(Data entries)
+++
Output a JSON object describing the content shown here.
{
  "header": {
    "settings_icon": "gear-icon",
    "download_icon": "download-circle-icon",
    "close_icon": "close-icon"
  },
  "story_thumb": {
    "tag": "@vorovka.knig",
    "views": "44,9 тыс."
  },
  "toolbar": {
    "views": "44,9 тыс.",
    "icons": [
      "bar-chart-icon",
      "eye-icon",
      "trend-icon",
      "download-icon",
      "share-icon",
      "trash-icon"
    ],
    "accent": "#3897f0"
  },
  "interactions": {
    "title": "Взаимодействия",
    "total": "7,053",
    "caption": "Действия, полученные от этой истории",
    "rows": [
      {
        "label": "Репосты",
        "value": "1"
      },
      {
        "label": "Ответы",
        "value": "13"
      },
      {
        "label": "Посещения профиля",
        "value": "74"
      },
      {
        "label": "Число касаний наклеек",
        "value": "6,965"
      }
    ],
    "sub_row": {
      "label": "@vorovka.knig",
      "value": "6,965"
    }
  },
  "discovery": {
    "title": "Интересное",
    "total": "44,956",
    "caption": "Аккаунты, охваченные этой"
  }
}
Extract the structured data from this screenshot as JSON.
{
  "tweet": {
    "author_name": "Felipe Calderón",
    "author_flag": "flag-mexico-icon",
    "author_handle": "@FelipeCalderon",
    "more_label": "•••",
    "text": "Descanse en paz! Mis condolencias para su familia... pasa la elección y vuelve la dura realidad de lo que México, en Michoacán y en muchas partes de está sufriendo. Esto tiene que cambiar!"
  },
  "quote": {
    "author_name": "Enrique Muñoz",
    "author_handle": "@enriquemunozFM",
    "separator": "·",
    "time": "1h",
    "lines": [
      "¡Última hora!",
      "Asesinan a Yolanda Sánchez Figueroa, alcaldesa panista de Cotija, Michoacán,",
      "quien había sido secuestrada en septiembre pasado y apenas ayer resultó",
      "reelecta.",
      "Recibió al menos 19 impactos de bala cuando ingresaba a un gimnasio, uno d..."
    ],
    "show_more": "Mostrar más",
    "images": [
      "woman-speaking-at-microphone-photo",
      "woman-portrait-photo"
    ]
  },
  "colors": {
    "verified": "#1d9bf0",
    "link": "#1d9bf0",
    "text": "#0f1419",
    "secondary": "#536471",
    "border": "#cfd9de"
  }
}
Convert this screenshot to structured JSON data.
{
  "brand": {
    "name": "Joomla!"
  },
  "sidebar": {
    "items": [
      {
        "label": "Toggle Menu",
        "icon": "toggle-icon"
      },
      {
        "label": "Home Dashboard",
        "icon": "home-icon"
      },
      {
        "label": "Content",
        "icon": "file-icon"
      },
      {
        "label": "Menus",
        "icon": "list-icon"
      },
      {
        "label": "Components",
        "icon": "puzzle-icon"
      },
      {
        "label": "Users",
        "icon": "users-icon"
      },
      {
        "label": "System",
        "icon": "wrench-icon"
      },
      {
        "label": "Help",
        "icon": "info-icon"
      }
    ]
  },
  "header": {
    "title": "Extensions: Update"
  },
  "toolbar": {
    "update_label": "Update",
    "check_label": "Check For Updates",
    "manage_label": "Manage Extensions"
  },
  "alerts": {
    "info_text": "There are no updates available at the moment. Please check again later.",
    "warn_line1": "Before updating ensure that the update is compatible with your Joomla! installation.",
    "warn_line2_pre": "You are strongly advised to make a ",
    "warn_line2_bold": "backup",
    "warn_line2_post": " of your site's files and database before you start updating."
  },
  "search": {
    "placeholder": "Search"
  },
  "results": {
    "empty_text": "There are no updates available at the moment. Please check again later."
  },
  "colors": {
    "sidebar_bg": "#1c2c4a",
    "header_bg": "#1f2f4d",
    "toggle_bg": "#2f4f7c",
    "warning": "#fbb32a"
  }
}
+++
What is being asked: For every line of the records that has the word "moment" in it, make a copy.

The completed task:
    "info_text": "There are no updates available at the moment. Please check again later.",
    "empty_text": "There are no updates available at the moment. Please check again later."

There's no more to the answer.